Dr Phil Townshend says the neurobiological pathway which gambling excites is the same one that is excited by alcohol and opiates (it is called the opioid pathway).
"And probably the biological basis of this particular pathway is around being a hunting and gathering species.
"You can see how that really fits in with gambling addiction where you're putting a lot of time and persistence into activity, a bit like you might if you were fishing or if you were hunting.
"We're really good at that; that's how we took over the planet and it's a pretty universal pathway because the humans who weren't keen on being a hunting and gathering species aren't with us anymore."
One of the things about the pathway, he says, is that there seems to be a metronomic (mechanically rhythmic) component and this has clearly been found to be in the two-to-10 second timeframe for the human brain.
A pokie machine spinning every three and a-half seconds fits firmly within that timeframe, so though people might like to think addiction only happens to the vulnerable members of society, Dr Townshend says the truth is that, with exposure, any one of us can become addicted.
Are you in trouble?
New Zealand psychologist Dr Sean Sullivan devised this test about gambling.
If you answer yes to four or more questions, gambling may be causing you problems.
- 1 Sometimes I've felt depressed or anxious after a session of gambling.
- 2 Sometimes I've felt guilty about the way I gamble.
- 3 When I think about it, gambling has sometimes caused me problems.
- 4 Sometimes I've found it better not to tell others, especially my family, about the amount of time or money I spend gambling.
- 5 I often find that when I stop gambling I've run out of money.
- 6 Often I get the urge to return to gambling to win back losses from a past session.

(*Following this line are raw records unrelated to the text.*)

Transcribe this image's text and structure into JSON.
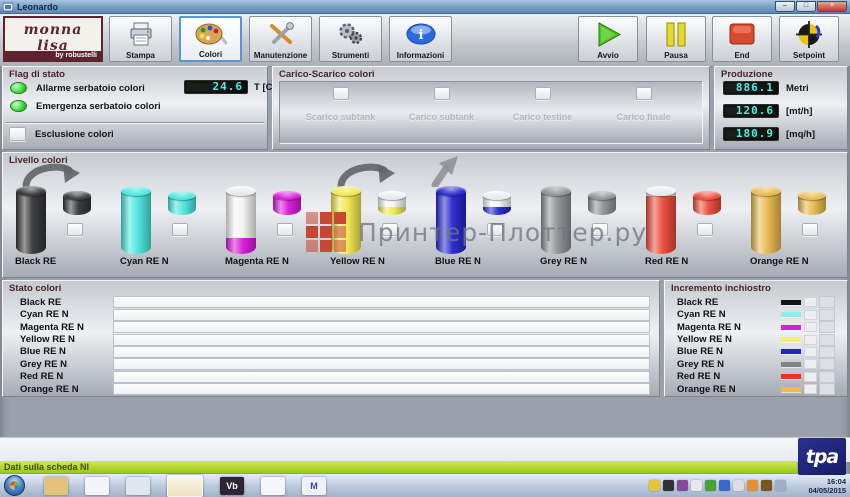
{
  "window": {
    "title": "Leonardo",
    "minimize_glyph": "–",
    "maximize_glyph": "□",
    "close_glyph": "×"
  },
  "brand": {
    "name": "monna lisa",
    "by": "by robustelli"
  },
  "toolbar": {
    "buttons": [
      {
        "label": "Stampa",
        "icon": "printer-icon",
        "active": false
      },
      {
        "label": "Colori",
        "icon": "palette-icon",
        "active": true
      },
      {
        "label": "Manutenzione",
        "icon": "tools-icon",
        "active": false
      },
      {
        "label": "Strumenti",
        "icon": "gears-icon",
        "active": false
      },
      {
        "label": "Informazioni",
        "icon": "info-icon",
        "active": false
      }
    ],
    "actions": [
      {
        "label": "Avvio",
        "icon": "play-icon"
      },
      {
        "label": "Pausa",
        "icon": "pause-icon"
      },
      {
        "label": "End",
        "icon": "stop-icon"
      },
      {
        "label": "Setpoint",
        "icon": "setpoint-icon"
      }
    ]
  },
  "flag_di_stato": {
    "title": "Flag di stato",
    "alarm_label": "Allarme serbatoio colori",
    "temperature_value": "24.6",
    "temperature_unit": "T [C°]",
    "emergency_label": "Emergenza serbatoio colori",
    "exclusion_label": "Esclusione colori"
  },
  "carico_scarico": {
    "title": "Carico-Scarico colori",
    "options": [
      "Scarico subtank",
      "Carico subtank",
      "Carico testine",
      "Carico finale"
    ]
  },
  "produzione": {
    "title": "Produzione",
    "metrics": [
      {
        "value": "886.1",
        "unit": "Metri"
      },
      {
        "value": "120.6",
        "unit": "[mt/h]"
      },
      {
        "value": "180.9",
        "unit": "[mq/h]"
      }
    ]
  },
  "livello_colori": {
    "title": "Livello colori",
    "colors": [
      {
        "name": "Black RE",
        "hex": "#333436",
        "tank_level": 100,
        "subtank_level": 100,
        "arrow": "curve"
      },
      {
        "name": "Cyan RE N",
        "hex": "#49e6de",
        "tank_level": 100,
        "subtank_level": 100,
        "arrow": "none"
      },
      {
        "name": "Magenta RE N",
        "hex": "#d816d8",
        "tank_level": 26,
        "subtank_level": 100,
        "arrow": "none"
      },
      {
        "name": "Yellow RE N",
        "hex": "#f0e84e",
        "tank_level": 100,
        "subtank_level": 42,
        "arrow": "curve"
      },
      {
        "name": "Blue RE N",
        "hex": "#2424cd",
        "tank_level": 100,
        "subtank_level": 38,
        "arrow": "up"
      },
      {
        "name": "Grey RE N",
        "hex": "#8e9094",
        "tank_level": 100,
        "subtank_level": 100,
        "arrow": "none"
      },
      {
        "name": "Red RE N",
        "hex": "#ec4a38",
        "tank_level": 92,
        "subtank_level": 100,
        "arrow": "none"
      },
      {
        "name": "Orange RE N",
        "hex": "#e7b94e",
        "tank_level": 100,
        "subtank_level": 100,
        "arrow": "none"
      }
    ]
  },
  "stato_colori": {
    "title": "Stato colori",
    "rows": [
      "Black RE",
      "Cyan RE N",
      "Magenta RE N",
      "Yellow RE N",
      "Blue RE N",
      "Grey RE N",
      "Red RE N",
      "Orange RE N"
    ]
  },
  "incremento_inchiostro": {
    "title": "Incremento inchiostro",
    "rows": [
      {
        "name": "Black RE",
        "hex": "#141414"
      },
      {
        "name": "Cyan RE N",
        "hex": "#8af0e8"
      },
      {
        "name": "Magenta RE N",
        "hex": "#e01ae0"
      },
      {
        "name": "Yellow RE N",
        "hex": "#f6ef6e"
      },
      {
        "name": "Blue RE N",
        "hex": "#2222cc"
      },
      {
        "name": "Grey RE N",
        "hex": "#808388"
      },
      {
        "name": "Red RE N",
        "hex": "#e23a1a"
      },
      {
        "name": "Orange RE N",
        "hex": "#f2bc44"
      }
    ]
  },
  "status_bar": {
    "text": "Dati sulla scheda NI"
  },
  "watermark": {
    "text": "Принтер-Плоттер.ру"
  },
  "tpa_logo": "tpa",
  "taskbar": {
    "time": "16:04",
    "date": "04/05/2015",
    "apps": [
      {
        "name": "folder-icon",
        "color": "#e3c27c",
        "glyph": ""
      },
      {
        "name": "chart-icon",
        "color": "#f3f5f7",
        "glyph": ""
      },
      {
        "name": "document-icon",
        "color": "#dfe6ee",
        "glyph": ""
      },
      {
        "name": "leonardo-form-icon",
        "color": "#ecdfb6",
        "glyph": "",
        "active": true
      },
      {
        "name": "vb-icon",
        "color": "#2f2436",
        "glyph": "Vb",
        "glyph_color": "#ffffff"
      },
      {
        "name": "pen-icon",
        "color": "#f4f6f8",
        "glyph": ""
      },
      {
        "name": "m-icon",
        "color": "#eef1f5",
        "glyph": "M",
        "glyph_color": "#2a4ac0"
      }
    ],
    "tray": [
      {
        "name": "shield-icon",
        "color": "#e6c33c"
      },
      {
        "name": "network-icon",
        "color": "#2f3338"
      },
      {
        "name": "vb-tray-icon",
        "color": "#86489a"
      },
      {
        "name": "window-tray-icon",
        "color": "#e7e9ec"
      },
      {
        "name": "green-status-icon",
        "color": "#49a23c"
      },
      {
        "name": "blue-app-icon",
        "color": "#3a68ca"
      },
      {
        "name": "white-app-icon",
        "color": "#dadee4"
      },
      {
        "name": "orange-arrow-icon",
        "color": "#e2913a"
      },
      {
        "name": "package-icon",
        "color": "#77571e"
      },
      {
        "name": "update-icon",
        "color": "#9fb0c6"
      }
    ]
  }
}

- 7 Yes, I have received criticism about my gambling in the past.
- 8 Yes, I have tried to win money to pay debts.
The 24 hour Gambling Helpline: 0800 654 655